About this Site

This site debuted in 1998 as a repository for simulator files generated from actual motor firing data provided by the Tripoli Rocketry Association (TRA). At that time, the goal was to provide accurate simulator files converted directly from the data obtained at the motor test stand. I was able to get data for most TRA-certified motors, but the National Association of Rocketry (NAR) was not willing to make their data available.

Subsequently, TRA stopped making data available and the site languished. There was still the original set of generated files, but it quickly became outdated as new motors were introduced and new motor manufacturers entered the market.
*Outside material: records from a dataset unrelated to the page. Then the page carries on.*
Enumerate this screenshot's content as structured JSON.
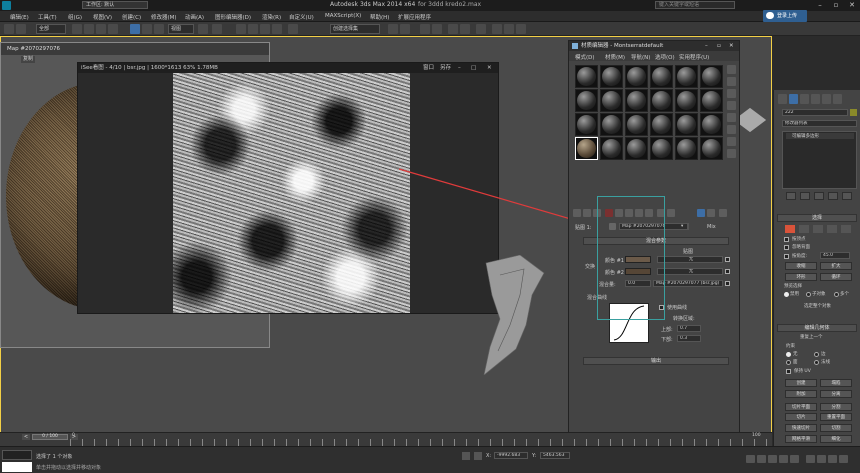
{
  "window": {
    "title": "Autodesk 3ds Max  2014 x64",
    "file_title": "for 3ddd kredo2.max",
    "workspace": "工作区: 默认",
    "search_placeholder": "键入关键字或短语",
    "sign_in": "登录上传"
  },
  "menus": [
    "编辑(E)",
    "工具(T)",
    "组(G)",
    "视图(V)",
    "创建(C)",
    "修改器(M)",
    "动画(A)",
    "图形编辑器(D)",
    "渲染(R)",
    "自定义(U)",
    "MAXScript(X)",
    "帮助(H)",
    "扩展应用程序"
  ],
  "toolbar": {
    "selection_filter": "全部",
    "view_dropdown": "视图",
    "named_selection": "创建选择集",
    "layer_buttons": [
      "切换",
      "柔化"
    ]
  },
  "left_viewport": {
    "label": "Map #2070297076",
    "sub_label": "复制"
  },
  "image_viewer": {
    "title": "iSee看图 - 4/10 | bsr.jpg | 1600*1613 63% 1.78MB",
    "actions": [
      "窗口",
      "另存",
      "全屏"
    ]
  },
  "material_editor": {
    "title": "材质编辑器 - Montserratdefault",
    "menus": [
      "模式(D)",
      "材质(M)",
      "导航(N)",
      "选项(O)",
      "实用程序(U)"
    ],
    "map_label": "贴图 1:",
    "map_name": "Map #2070297076",
    "map_type": "Mix",
    "mix_rollout": "混合参数",
    "maps_header": "贴图",
    "color1_label": "颜色 #1",
    "color1_map": "无",
    "color2_label": "颜色 #2",
    "color2_map": "无",
    "mix_amount_label": "混合量:",
    "mix_amount_value": "0.0",
    "mix_amount_map": "Map #2070297077 (bsr.jpg)",
    "swap_label": "交换",
    "mix_curve_label": "混合曲线",
    "use_curve_label": "使用曲线",
    "transition_label": "转换区域:",
    "upper_label": "上部:",
    "upper_value": "0.7",
    "lower_label": "下部:",
    "lower_value": "0.3",
    "output_rollout": "输出",
    "color1_hex": "#6b5a49",
    "color2_hex": "#564636"
  },
  "command_panel": {
    "object_name": "222",
    "modifier_list": "修改器列表",
    "stack_item": "可编辑多边形",
    "selection_header": "选择",
    "by_vertex": "按顶点",
    "ignore_backface": "忽略背面",
    "by_angle": "按角度:",
    "angle_value": "45.0",
    "shrink": "收缩",
    "grow": "扩大",
    "ring": "环形",
    "loop": "循环",
    "preview_header": "预览选择",
    "preview_options": [
      "禁用",
      "子对象",
      "多个"
    ],
    "selected_count": "选定整个对象",
    "edit_geometry_header": "编辑几何体",
    "repeat_last": "重复上一个",
    "constraints_header": "约束",
    "constraint_options": [
      "无",
      "边",
      "面",
      "法线"
    ],
    "preserve_uv": "保持 UV",
    "create": "创建",
    "collapse": "塌陷",
    "attach": "附加",
    "detach": "分离",
    "slice_plane": "切片平面",
    "split": "分割",
    "slice": "切片",
    "reset_plane": "重置平面",
    "quickslice": "快速切片",
    "cut": "切割",
    "mesh_smooth": "网格平滑",
    "tessellate": "细化"
  },
  "timeline": {
    "frame_readout": "0 / 100",
    "tick_start": "0",
    "tick_end": "100"
  },
  "status": {
    "line1": "选择了 1 个对象",
    "line2": "单击并拖动以选择并移动对象",
    "x_value": "-9992.683",
    "y_value": "5463.563",
    "welcome": "欢迎使用 MAXScript。"
  },
  "colors": {
    "accent": "#f3d046",
    "arrow": "#e03b3b",
    "sign_in_bg": "#2f5f91"
  }
}
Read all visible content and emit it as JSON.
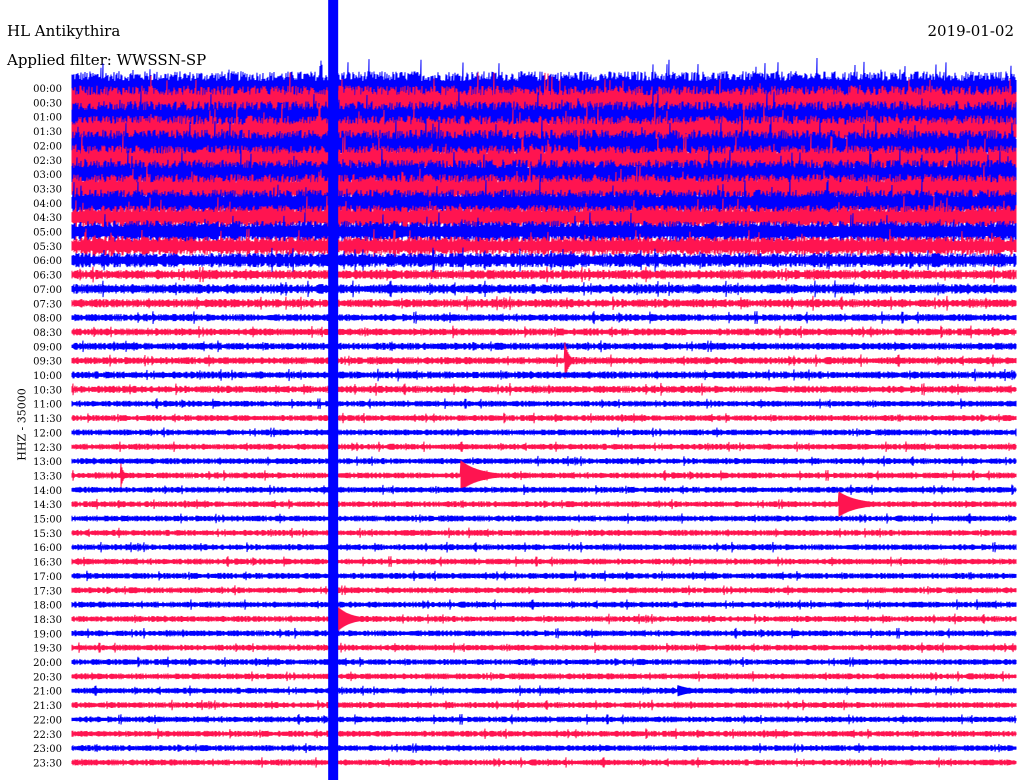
{
  "header": {
    "station": "HL Antikythira",
    "filter": "Applied filter: WWSSN-SP",
    "date": "2019-01-02"
  },
  "chart_data": {
    "type": "line",
    "title": "HL Antikythira",
    "subtitle": "Applied filter: WWSSN-SP",
    "ylabel": "HHZ - 35000",
    "x_range_minutes": [
      0,
      30
    ],
    "colors": [
      "#0000ff",
      "#ff1450"
    ],
    "rows": [
      "00:00",
      "00:30",
      "01:00",
      "01:30",
      "02:00",
      "02:30",
      "03:00",
      "03:30",
      "04:00",
      "04:30",
      "05:00",
      "05:30",
      "06:00",
      "06:30",
      "07:00",
      "07:30",
      "08:00",
      "08:30",
      "09:00",
      "09:30",
      "10:00",
      "10:30",
      "11:00",
      "11:30",
      "12:00",
      "12:30",
      "13:00",
      "13:30",
      "14:00",
      "14:30",
      "15:00",
      "15:30",
      "16:00",
      "16:30",
      "17:00",
      "17:30",
      "18:00",
      "18:30",
      "19:00",
      "19:30",
      "20:00",
      "20:30",
      "21:00",
      "21:30",
      "22:00",
      "22:30",
      "23:00",
      "23:30"
    ],
    "noise_level": [
      14,
      14,
      13,
      13,
      13,
      12,
      12,
      12,
      11,
      10,
      9,
      8,
      6,
      4,
      4,
      3.5,
      3,
      3,
      3,
      3,
      3,
      3,
      2.5,
      2.5,
      2.5,
      2.5,
      2.5,
      2.5,
      2.5,
      2.5,
      2.5,
      2.5,
      2.5,
      2.5,
      2.5,
      2.5,
      2.5,
      2.5,
      2.5,
      2.5,
      2.5,
      2.5,
      2.5,
      2.5,
      2.5,
      2.5,
      2.5,
      2.5
    ],
    "events": [
      {
        "row": "09:30",
        "minute": 15.7,
        "amplitude": 14,
        "duration": 0.3
      },
      {
        "row": "13:30",
        "minute": 12.4,
        "amplitude": 14,
        "duration": 1.5
      },
      {
        "row": "13:30",
        "minute": 1.6,
        "amplitude": 7,
        "duration": 0.2
      },
      {
        "row": "14:30",
        "minute": 24.4,
        "amplitude": 12,
        "duration": 1.5
      },
      {
        "row": "18:30",
        "minute": 8.4,
        "amplitude": 14,
        "duration": 1.0
      },
      {
        "row": "21:00",
        "minute": 19.3,
        "amplitude": 5,
        "duration": 1.2
      }
    ],
    "clipped_spike_minute": 8.3
  }
}
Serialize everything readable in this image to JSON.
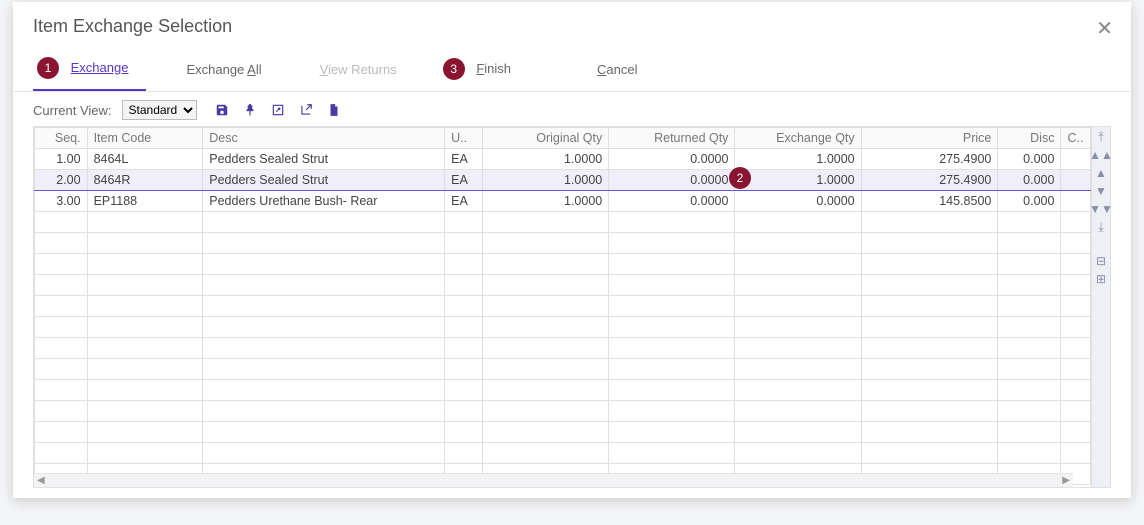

As a stop-gap measure, I added a page to which people could contribute data from other sources (usually from the motor manufacturer).

I had thought repeatedly about changing the format of the site to being organized around the entire set of certified motors from all three organizations. (The Canadian Association of Rocketry (CAR) entered the certification business during that time as well.) Good intentions finally turned into action in 2006 when I started working on the first programmatic site (v2).

ThrustCurve.org v2

The new model turned the original site inside out. Instead of being driven by motors for which I have data, the list of motors is all the ones that have been certified, mostly from the NAR combined list. Additional information is pulled from the web sites of the three certification organizations to fill in the details.

With the master motor list set up, motor data files can be contributed by anyone who has them. The data is no longer as "authoritative," but at least whatever is floating around can be available in one place. Please help out the effort by contributing data files if you have any that are missing here.

In 2009, Mark Koelsch, who had been a major contributor of motor data, joined as editor of motor information. Mark passed away in 2018; we miss you!

In 2014, I started working on a smart phone app that would access the data on this site, providing search and the motor guide in your hand. Plus, the results could be saved locally for reference out at the launch site. The app was released for iOS and Android in early 2015, but incompatibilities between the the Cordova toolkit I was using and Google store policies broke the Android version.

But the site itself had become dated and was getting hard to maintain. I had been meaning to rework it to use a responsive layout, but instead I started rewriting it from scratch using modern web technologies in 2016. You are looking at "v3." The source code for the site is publicly available for those who are interested.

In 2020, the previous hosting provider for the JSP-based site went out of business and even though I hadn't finished the rewrite, I had to bring "v3" live and continue working on it. There is still a long list of things to-do.

I hope you enjoy this site and find the information and data useful,
John Coker